Dallas-based AT&T Inc. will not tie the knot with rival cellphone carrier T-Mobile USA Inc., a unit of Deutsche Telekom AG, the two companies announced Dec. 19.

In a statement, AT&T blamed the failure of the $39 billion deal on opposition from the U.S. Department of Justice and the Federal Communications Commission.

“Both companies are in agreement that the broad opposition (by government regulators) … is making it increasingly unlikely that the transaction will close,” Deutsche Telekom said, in a statement.

The companies had originally announced the acquisition plan in March.

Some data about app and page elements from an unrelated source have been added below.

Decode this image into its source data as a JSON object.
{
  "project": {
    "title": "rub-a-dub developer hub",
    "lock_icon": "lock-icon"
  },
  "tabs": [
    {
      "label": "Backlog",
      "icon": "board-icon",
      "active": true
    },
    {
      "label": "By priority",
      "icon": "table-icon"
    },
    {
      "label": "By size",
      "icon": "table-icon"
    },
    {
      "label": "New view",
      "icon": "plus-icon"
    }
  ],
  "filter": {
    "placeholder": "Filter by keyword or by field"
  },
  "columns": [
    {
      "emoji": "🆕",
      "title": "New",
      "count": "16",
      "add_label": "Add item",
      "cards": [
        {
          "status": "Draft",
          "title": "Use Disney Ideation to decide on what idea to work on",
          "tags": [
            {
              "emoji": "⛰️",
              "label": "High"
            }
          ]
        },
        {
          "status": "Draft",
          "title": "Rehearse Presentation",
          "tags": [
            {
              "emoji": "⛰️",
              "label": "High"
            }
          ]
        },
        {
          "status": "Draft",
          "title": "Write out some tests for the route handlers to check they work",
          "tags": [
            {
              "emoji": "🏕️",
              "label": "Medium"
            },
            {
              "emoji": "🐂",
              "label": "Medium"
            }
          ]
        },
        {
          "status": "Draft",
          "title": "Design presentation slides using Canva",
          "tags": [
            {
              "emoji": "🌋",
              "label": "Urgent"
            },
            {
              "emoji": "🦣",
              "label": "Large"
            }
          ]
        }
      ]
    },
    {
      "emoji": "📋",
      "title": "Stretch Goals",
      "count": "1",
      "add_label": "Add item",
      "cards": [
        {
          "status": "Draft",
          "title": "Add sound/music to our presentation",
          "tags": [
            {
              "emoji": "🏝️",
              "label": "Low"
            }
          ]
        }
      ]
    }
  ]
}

AT&T said consumers would suffer with the turn of events. Not everyone saw the failed acquisition attempt as a bad sign, however. Groups applauding the outcome included the California Public Interest Research Group, or Calpirg, which had argued the merger would have concentrated too much power in the hands of too few wireless providers, leading to less competition in the market.

AT&T will pay Deutsche Telekom a $3 billion breakup fee and provide T-Mobile with wireless spectrum in 128 markets, including San Diego.

AT&T warned of a shortage of spectrum and said in a Dec. 19 statement that the FCC should move “expeditiously” to let the carrier use spectrum acquired from Qualcomm Inc. in December 2010.

— Brad Graves